Brand Culture and Top Companies

As part of our ongoing R&D of the Brand Culture framework, we decided to take a look at data from the best 50 companies to work according to


The top 50 best companies to work for was determined by employee votes which included 57,182 reviews. We then looked at the top 5 keywords within all reviews of each company with both positive and negative sentiments. These results were then ranked based upon keywords by total reviews and keywords by company.

As we can see, the top 5 most used keywords with positive sentiment in all reviews were:

  1. Benefits (24.61%) - General benefits such as health coverage but also included employee discounts and travel.
  2. Work-Life Balance (17.57%) - Mainly based around whether or not the company promoted work-life balance and made it possible.
  3. Work Environment (13.18%) - How the employee felt overall.
  4. People (12.95%) - Included comments like "smart" and "great" along with an overall willingness to help each other.
  5. Compensation/Incentives (7.94%) - Included all earning potential.

The top 5 most used keywords, of the same top 50 companies, with a negative sentiment across all reviews were:

  1. Work-Life Balance (29.23%) - Many felt work-life balance had to be sacrificed to succeed.
  2. Management (25.56%) - Opinions of both upper and middle management along with process such as decision-making and politics.
  3. Hours (21.61%) - Included perceived hours required for job security, advancement and scheduling policies.
  4. Advancement (16.77%) - Mostly based upon lack of upward mobility and inability for part-timers to secure full-time positions.
  5. Growth/Size (9.98%) - Growing pains or current size of the company.

Based upon the above, here are some insights we offer.

Benefits are Different than Compensation 

Although many agree that benefits fall under compensation, it is the perception that benefits create for the employer brand in the mind of an employee that is important.

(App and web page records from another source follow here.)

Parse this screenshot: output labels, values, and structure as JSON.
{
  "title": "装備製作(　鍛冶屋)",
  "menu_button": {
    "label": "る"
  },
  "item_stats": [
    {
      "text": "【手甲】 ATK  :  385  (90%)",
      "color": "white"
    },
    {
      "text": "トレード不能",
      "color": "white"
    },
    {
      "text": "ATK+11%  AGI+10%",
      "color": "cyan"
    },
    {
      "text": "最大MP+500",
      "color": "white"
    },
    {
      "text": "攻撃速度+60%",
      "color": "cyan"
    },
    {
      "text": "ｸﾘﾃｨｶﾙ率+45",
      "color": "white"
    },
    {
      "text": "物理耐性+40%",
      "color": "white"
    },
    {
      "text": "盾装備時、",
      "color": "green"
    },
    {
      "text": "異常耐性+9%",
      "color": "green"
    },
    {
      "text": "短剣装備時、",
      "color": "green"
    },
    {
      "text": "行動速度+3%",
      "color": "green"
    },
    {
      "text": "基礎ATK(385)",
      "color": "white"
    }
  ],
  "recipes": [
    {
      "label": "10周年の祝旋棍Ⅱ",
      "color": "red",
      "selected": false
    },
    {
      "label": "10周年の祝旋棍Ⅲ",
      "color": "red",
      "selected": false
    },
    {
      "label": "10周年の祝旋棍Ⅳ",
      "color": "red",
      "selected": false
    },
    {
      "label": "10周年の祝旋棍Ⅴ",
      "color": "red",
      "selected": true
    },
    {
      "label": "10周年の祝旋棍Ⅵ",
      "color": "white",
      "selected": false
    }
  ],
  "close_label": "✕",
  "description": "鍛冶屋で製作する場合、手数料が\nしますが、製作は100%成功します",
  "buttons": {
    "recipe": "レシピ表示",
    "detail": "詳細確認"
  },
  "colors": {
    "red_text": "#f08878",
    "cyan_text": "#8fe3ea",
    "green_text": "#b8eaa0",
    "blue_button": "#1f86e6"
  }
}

The data shows that the more creative you can be with benefits, incorporating it into the brand and culture, the greater employee engagement and retention.

The reality is however, that competing on benefits packages can be a very slippery slope, especially financially. So what if your company simply cannot compete on benefits?

The data shows us the answer.

Make Your Culture About Work-Life Balance and People

As we can see in this chart, the data tell us that out of all the best companies to work for, 72% of them were reviewed positively for "work-life balance." This was followed by 58% of companies equally reviewed for "work environment" and "people" by the employees. And finally 56% of all companies were positively reviewed for "benefits."

While benefits are important, not to mention more concrete and measurable, the concept of work-life balance isn't so easy. Therefore, it is no surprise that the most positive and negative review sentiments are around this area. If companies can address work-life balance head on in their culture, you can manage the employer brand much more effectively.

Integrating work-life balance into your employer brand will attract better people. And better people make better work environments. This will more then compensate for any perceived lack of benefits. (Please note that your benefits still have to be fair.)

Work-Life Balance is Determined by Intrinsic Motivation

This is where MDNA can help. Work-life balance does not mean the same for everybody. Understanding an employee's intrinsic motivators drastically helps. For example, to some individuals, work-life balance means family time, while for others it means the flexibility to travel, take courses based on personal interests, or volunteer in the community. To take another perspective, there is a difference between quality and quantity of work-life balance. It's never the same for everybody. What's important is that the more you can encourage employees to approach work-life balance in alignment to their intrinsic motivations (Motivational DNA), and give them opportunities to live it, the better people you will have for a greater work environment.

In the upcoming posts, we'll break down how the actual brand and marketing of these companies play a part in making them the best place to work, and how you can integrate these best practices no matter how big or small your company is.

Liz Zurek BeaudryComment